Politicians are People, Too
Politicians are people, too. Unfortunately, in today’s highly partisan environment that can be hard to remember. Cable news fosters the idea that officeholders, especially those in the other party, are worthy of our derision, rather than our respect or empathy.
Two incidents of the last week have reminded me of the fragility of the human experience. These tragedies have impacted human beings, human beings who happen to be involved in politics.
John Lewis was a colleague of mine in the U.S. House. He was a civil rights legend and, along with Dr. Martin Luther King, Jr., was one of the “Big Six” leaders who guided the peaceful civil rights movement of the 1960s. John and I often disagreed on policy, but I greatly respected his rejection of both violence and toxic political rhetoric.
Late last year John was diagnosed with stage IV pancreatic cancer. He battled for more than six months. During that time, his trips to the House floor grew less common, but when he was present he was beset by questions and well-wishes from colleagues on both sides of the aisle – men and women who had grown to care for John, regardless of their political differences.
Closer to home, Billie and Kelsea Sutton have been involved in their community and in statewide politics. They have an adorable son Liam. Earlier this month they welcomed daughter Lenore Antonia into the world. A week later, Lenore passed.
I got to know Billie in Pierre when we both served in state government. When I read the news about his daughter, my heart ached. It still aches. I can’t imagine the pain he and Kelsea must be feeling.
The scope of their tragedy isn’t changed because of how Billie might have voted on a bill five years ago. Their mourning is real regardless of what bumper stickers they have on their cars.

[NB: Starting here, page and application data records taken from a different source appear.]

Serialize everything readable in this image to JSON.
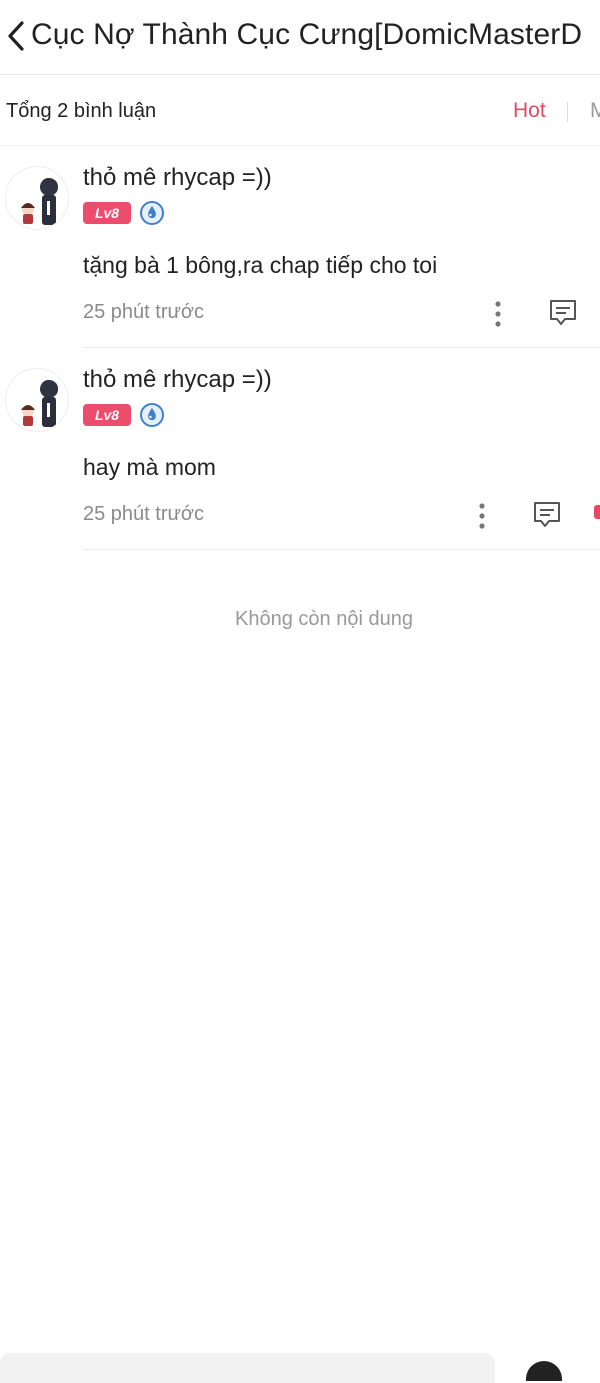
{
  "header": {
    "title": "Cục Nợ Thành Cục Cưng[DomicMasterD"
  },
  "summary": {
    "total_comments": "Tổng 2 bình luận",
    "sort_hot": "Hot",
    "sort_new": "M"
  },
  "comments": [
    {
      "username": "thỏ mê rhycap =))",
      "level": "Lv8",
      "text": "tặng bà 1 bông,ra chap tiếp cho toi",
      "time": "25 phút trước"
    },
    {
      "username": "thỏ mê rhycap =))",
      "level": "Lv8",
      "text": "hay mà mom",
      "time": "25 phút trước"
    }
  ],
  "footer": {
    "no_more": "Không còn nội dung"
  },
  "colors": {
    "accent": "#e54863",
    "level_badge": "#ec4d6c",
    "rank_icon": "#3d7fd0",
    "muted_text": "#8a8a8a"
  },
  "icons": {
    "back": "chevron-left-icon",
    "more": "more-vertical-icon",
    "reply": "comment-reply-icon",
    "rank": "water-drop-rank-icon"
  }
}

Modern politics has plenty of hate and anger. This week I’m trying to remember that John Lewis’s family and Billie, Kelsea and Liam Sutton are real people, worthy of our condolences and empathy.
Politicians are people, too.